Once there, the Steffs realized Mary Lou was suffering from medical problems.
“The next morning, her legs were as hard as rocks, and her feet were as big as footballs,” Virginia Steff said. “We went to the emergency room. Mary Lou had cellulitis. They gave her water pills and antibiotics.”
A physical examination with X-rays was performed, and a doctor noticed healed fractures to her ribs.
“Mary Lou doesn’t remember hurting herself,” Virginia said, “but it must have hurt.”
She also had asthma and was in a state of malnourishment, and, to the family’s shock, no past medical records for her could be found.
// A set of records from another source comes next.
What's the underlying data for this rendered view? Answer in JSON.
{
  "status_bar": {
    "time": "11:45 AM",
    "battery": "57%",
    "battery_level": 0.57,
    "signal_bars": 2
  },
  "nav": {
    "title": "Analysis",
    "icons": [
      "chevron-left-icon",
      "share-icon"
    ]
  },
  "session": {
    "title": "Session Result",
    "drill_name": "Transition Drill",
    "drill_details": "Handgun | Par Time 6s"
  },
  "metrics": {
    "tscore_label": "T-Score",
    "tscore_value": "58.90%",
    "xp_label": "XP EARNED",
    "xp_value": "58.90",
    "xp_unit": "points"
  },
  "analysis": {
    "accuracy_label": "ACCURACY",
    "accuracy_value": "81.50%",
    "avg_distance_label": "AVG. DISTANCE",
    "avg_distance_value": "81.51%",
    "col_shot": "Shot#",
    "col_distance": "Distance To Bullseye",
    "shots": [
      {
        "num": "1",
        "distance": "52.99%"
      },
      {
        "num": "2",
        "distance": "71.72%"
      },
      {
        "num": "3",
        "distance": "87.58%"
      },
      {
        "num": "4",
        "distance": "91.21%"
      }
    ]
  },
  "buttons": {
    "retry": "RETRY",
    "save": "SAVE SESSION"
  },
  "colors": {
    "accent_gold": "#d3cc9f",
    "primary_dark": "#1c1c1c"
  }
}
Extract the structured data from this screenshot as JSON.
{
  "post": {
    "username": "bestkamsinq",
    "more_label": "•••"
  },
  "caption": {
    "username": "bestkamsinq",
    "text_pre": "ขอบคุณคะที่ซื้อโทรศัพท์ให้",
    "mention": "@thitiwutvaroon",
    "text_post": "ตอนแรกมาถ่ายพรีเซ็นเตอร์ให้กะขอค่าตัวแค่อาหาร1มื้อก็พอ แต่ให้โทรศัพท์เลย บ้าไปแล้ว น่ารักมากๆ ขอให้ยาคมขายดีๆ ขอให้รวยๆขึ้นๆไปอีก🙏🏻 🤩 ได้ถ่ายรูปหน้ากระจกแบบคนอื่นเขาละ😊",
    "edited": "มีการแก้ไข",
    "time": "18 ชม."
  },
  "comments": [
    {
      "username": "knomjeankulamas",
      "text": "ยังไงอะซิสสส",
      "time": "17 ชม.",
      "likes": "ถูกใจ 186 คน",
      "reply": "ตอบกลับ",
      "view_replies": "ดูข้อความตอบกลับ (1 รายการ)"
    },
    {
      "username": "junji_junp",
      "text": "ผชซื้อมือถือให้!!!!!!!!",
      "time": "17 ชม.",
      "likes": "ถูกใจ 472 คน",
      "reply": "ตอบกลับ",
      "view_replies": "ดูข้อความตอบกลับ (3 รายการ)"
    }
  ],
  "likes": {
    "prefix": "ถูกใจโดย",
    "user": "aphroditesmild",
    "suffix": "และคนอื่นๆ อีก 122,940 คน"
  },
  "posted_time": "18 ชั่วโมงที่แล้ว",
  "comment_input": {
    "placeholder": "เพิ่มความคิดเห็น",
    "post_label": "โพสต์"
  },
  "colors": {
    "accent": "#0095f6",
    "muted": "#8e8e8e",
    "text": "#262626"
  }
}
Over the past several months, the 5-foot, 2-inch woman has put on 30 pounds and now weighs about 150 pounds.
As Mary Lou’s story unfolded at the kitchen table in her nephew’s home, Carl Steff found himself often unable to join in the conversation. His wife later explained why.
“It still deeply upsets him to hear what happened to her,” Virginia Steff said of her husband, a farmer and school bus driver.
But their 11-year-old son, Toby, spoke of how he and Mary Lou are like brother and sister. To prove it, Toby took out a small hook rug he is making of a black and white panda’s face and patiently instructed Mary Lou on how to move the yarn on the hooking needle.
“I’m also teaching Mary Lou to say the alphabet, we’re up to a, b, c, d, e, f, and we’re working on the rest,” the Springville Middle School sixth-grader said. “We ... watch movies and eat popcorn.”
And while Toby is at school, Mary Lou goes to Suburban Adult Services Inc.’s weekday program, often on field trips to the mall, an animal shelter and helping deliver food to shut-ins with Meals on Wheels.
But her favorite activity with the adult care program is dancing. “One of the girls likes rap,” Mary Lou said.
At home, she spends time with crayons and coloring books, or takes 7-year-old Honey out for walks.
There are also family reunions, meeting great-nieces and great-nephews for the first time, and spending time with two other brothers and a sister, who years ago fought unsuccessfully for custody of her when their father died.
“That was quite a reunion when she saw her brothers Bert and Harold and sister Agnes, after all those years,” Virginia Steff said. Mary Lou’s life has turned around completely.
With Toby beside her as they continue to work on their hook art, Mary Lou taps a finger on the kitchen table and says: “This is home now.”